A prospective cohort study.
To evaluate the effects of epidural steroid injections (ESIs) on blood glucose levels in patients with diabetes mellitus.
ESIs are commonly used in the treatment of multiple spinal disorders. Corticosteroid injections have been evaluated in the total joints and hand literature showing systemic effects to diabetics.
Diabetic patients who were scheduled for an ESI were given an opportunity to enroll in our IRB-approved study. We collected the patient's most recent hemoglobin A1c (hA1c) and then asked them to track their blood glucose numbers at least twice per day for 2 weeks prior to and after their ESIs.
We noted a statistically significant increase in blood glucose levels in diabetic patients (n = 30) after ESI. The mean blood glucose level prior to ESI was 160.18 ± 47.46, and, after ESI, it was 286.13 ± 111.11. This represents an average 125.96 ± 100.97 increase in blood glucose levels after injection. Using a nonlinear mixed effect model, the estimated half-life of this increase was 1.06 days (95% CI 0.80, 1.58), meaning that the patients were back within their normal standard deviation mean glucose levels within 2 days of injection. There was no association between observed glucose level change and preinjection hA1c levels or age (Spearman = 0.0326 and −0.1091 separately), indicating that there is no correlation between preinjection hA1c levels and systemic response to ESI.
ESIs were noted to cause a significant increase in the blood glucose levels in diabetics. There was no correlation between preinjection diabetic control, represented by hA1c levels, and postinjection response. Diabetics who are candidates for ESI should be counseled that a blood glucose increase may be apparent post intervention, but effects should not last longer than approximately 2 days.
Epidural steroid injections (ESIs) cause a significant increase in the blood glucose levels in diabetics. There is no correlation between preinjection diabetic control and postinjection response. Diabetics should be counseled that after ESIs their blood glucose may increase but should be at baseline within 48 hours.
From Vanderbilt University Medical Center, Nashville, TN.
Address correspondence and reprint requests to Clinton J. Devin, MD, Vanderbilt University Medical Center, 1215 21st Avenue, MCE South Tower, Suite 4200, Nashville, TN 37232; E-mail: email@example.com
Acknowledgment date: January 27, 2011. First revision date: March 30, 2011. Acceptance date: April 4, 2011.
The manuscript submitted does not contain information about medical device(s)/drug(s).

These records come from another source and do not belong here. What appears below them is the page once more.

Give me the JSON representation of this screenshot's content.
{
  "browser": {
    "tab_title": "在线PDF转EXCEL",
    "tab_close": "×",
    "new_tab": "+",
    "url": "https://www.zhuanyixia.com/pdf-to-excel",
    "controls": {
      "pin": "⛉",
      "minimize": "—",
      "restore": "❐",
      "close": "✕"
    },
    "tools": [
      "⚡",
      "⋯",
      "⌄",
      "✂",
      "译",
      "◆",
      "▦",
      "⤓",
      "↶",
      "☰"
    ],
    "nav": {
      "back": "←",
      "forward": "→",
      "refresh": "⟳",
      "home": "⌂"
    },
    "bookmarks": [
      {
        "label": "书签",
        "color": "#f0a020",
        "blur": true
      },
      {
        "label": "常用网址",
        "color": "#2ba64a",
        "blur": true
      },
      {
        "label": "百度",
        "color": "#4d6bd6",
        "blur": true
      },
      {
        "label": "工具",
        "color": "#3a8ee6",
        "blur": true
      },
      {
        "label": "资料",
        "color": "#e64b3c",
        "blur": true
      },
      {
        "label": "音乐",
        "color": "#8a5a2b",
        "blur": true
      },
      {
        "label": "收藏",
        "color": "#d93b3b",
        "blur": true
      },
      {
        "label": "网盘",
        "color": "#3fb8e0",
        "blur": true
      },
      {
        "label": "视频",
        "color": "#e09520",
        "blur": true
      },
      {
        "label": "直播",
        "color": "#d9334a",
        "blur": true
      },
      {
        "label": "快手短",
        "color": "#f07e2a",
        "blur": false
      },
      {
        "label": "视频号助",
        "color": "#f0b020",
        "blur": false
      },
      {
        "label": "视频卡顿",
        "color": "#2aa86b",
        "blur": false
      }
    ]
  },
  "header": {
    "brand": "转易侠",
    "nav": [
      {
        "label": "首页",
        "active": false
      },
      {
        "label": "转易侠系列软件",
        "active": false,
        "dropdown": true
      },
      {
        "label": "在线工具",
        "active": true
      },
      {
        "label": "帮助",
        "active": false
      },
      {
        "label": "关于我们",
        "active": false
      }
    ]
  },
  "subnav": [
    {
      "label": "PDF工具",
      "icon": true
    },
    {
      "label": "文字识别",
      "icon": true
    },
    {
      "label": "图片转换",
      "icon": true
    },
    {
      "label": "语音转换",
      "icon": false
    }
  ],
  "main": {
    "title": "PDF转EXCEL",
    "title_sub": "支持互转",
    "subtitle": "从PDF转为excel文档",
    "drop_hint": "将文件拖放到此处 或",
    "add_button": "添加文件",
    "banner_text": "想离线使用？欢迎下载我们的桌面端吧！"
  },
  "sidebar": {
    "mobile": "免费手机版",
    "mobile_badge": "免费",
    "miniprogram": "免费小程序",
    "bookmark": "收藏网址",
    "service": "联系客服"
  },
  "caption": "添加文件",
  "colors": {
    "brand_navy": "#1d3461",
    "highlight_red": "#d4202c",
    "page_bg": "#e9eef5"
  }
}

No funds were received in support of this work. No benefits in any form have been or will be received from a commercial party related directly or indirectly to the subject of this manuscript.